Having a green thumb is all the rage now. However, planting, growing and harvesting aren’t always easy. These gardening tips from Canadian experts will make sure that you don’t mess it up.
If you've been taking up new hobbies while staying at home, gardening might be next on your list now that we’re well into spring and almost into summer.
Agriculture and Agri-Food Canada (AAFC) released a bunch of tips from expert researchers about how to exercise your green thumb and grow the best garden you can.
"Gardening is an activity that remains unaffected by COVID-19 physical distancing limits, and it’s a great way for households to connect with nature while providing some light exercise," the government agency said in a newsletter.
First and foremost, every garden begins with soil and if you want a healthy one, you’ll need to get quality soil.

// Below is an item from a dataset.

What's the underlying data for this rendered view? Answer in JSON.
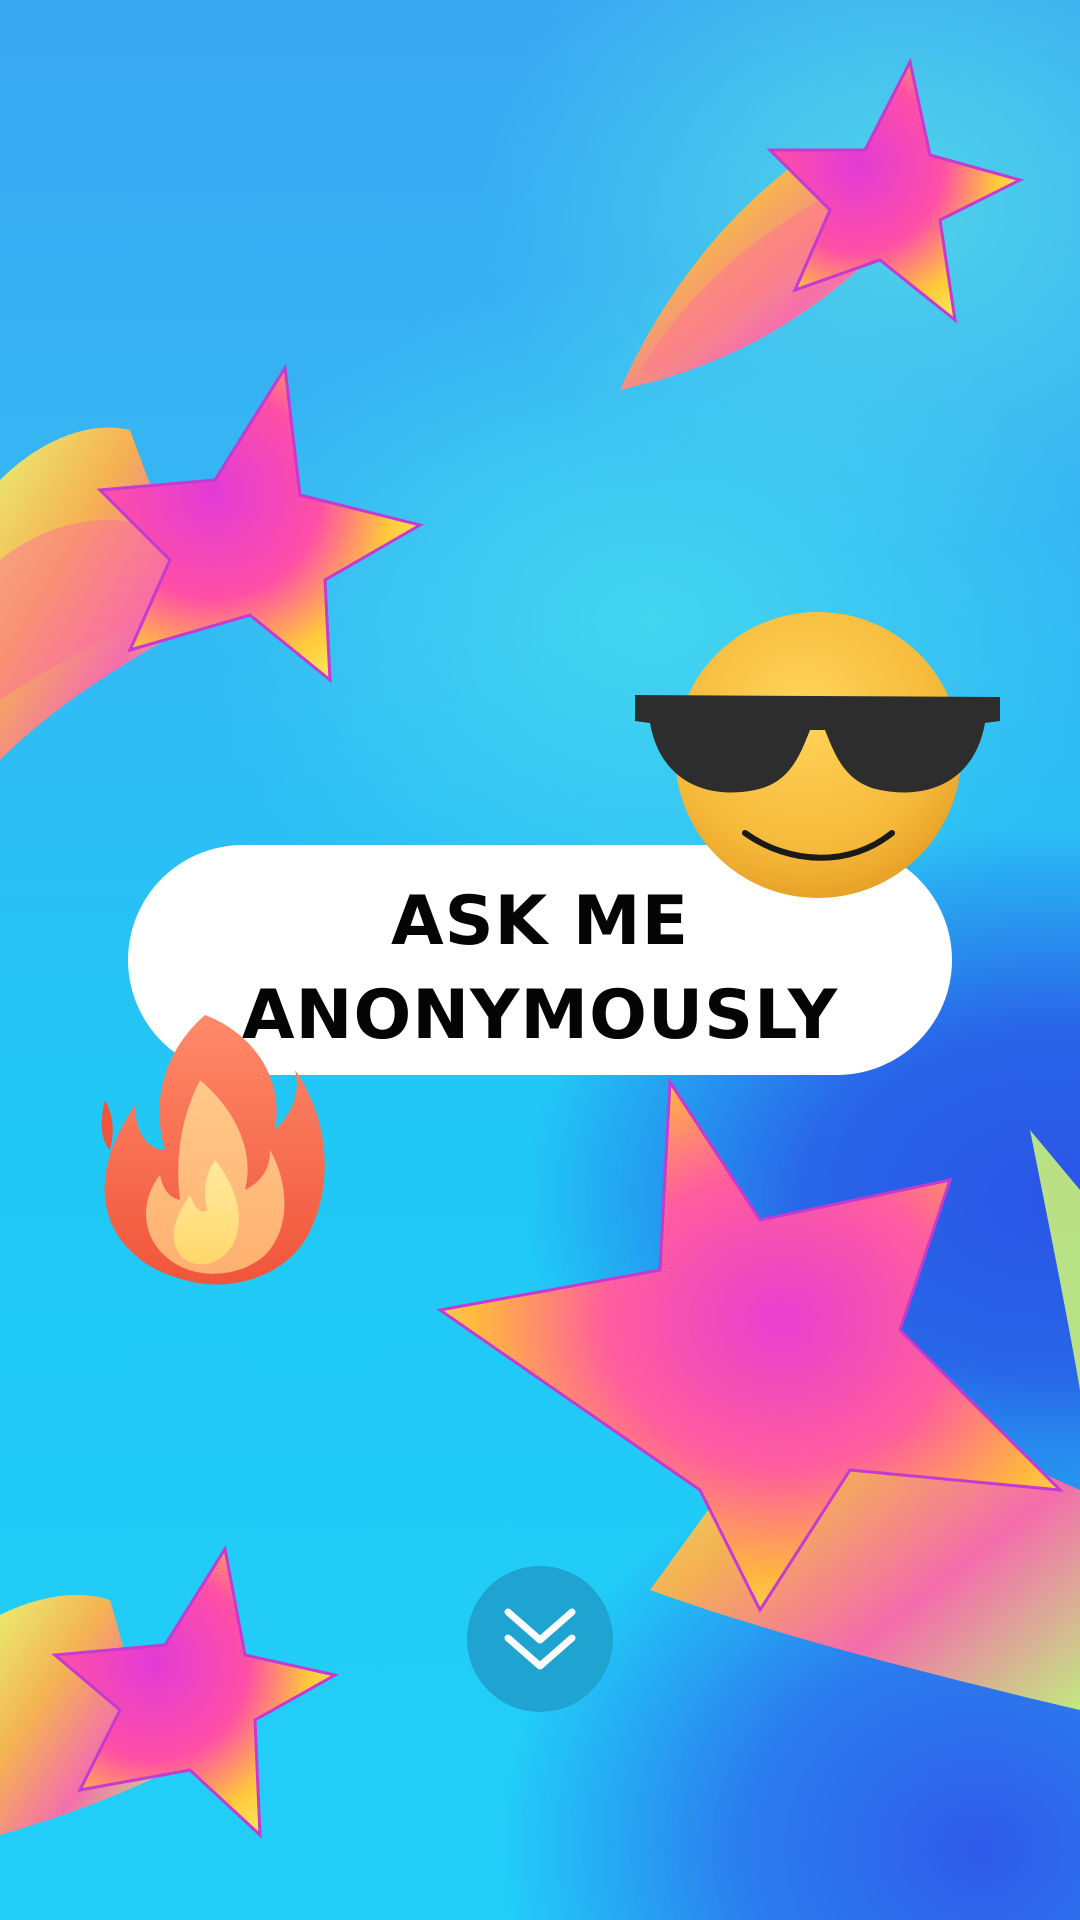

Since we live in such a vast country, soil takes on different textures in different places, but all of them have been studied by researchers with AAFC for almost 100 years.
Before planting anything, dig up some dirt and toss it gently in your hands.
"It should be dark, crumble easily and smell fresh," said Keith Reid, an AAFC research scientist.
Also, tilling the soil can actually be destructive so the experts suggest only doing it when you’re planting seeds or starting a new garden bed.
When planting, try intercropping.
That means you put more than one type of plant together instead of having all your different vegetables separate.
You actually get better crop yields when you grow corn, squash and beans together.
"Intercropping allows the soil to hang onto more nutrients," said Dan Reynolds, a research scientist at AAFC Harrow Research and Development Centre. "These nutrients travel from the soil, to crops, to your belly – it’s a triple win."
If you’re growing veggies, they need twice as much water and more soil nutrients than flowers do, so you’ll have to water and fertilize more often.
You'll also need seeds, which are more popular than ever.
Veseys, a P.E.I.-based business that you can order seeds from, is experiencing a boom in sales like it’s never seen before.
The company told the CBC that the largest demographic of digital buyers is now people between 25 and 34 years old and it’s been a buying frenzy since March.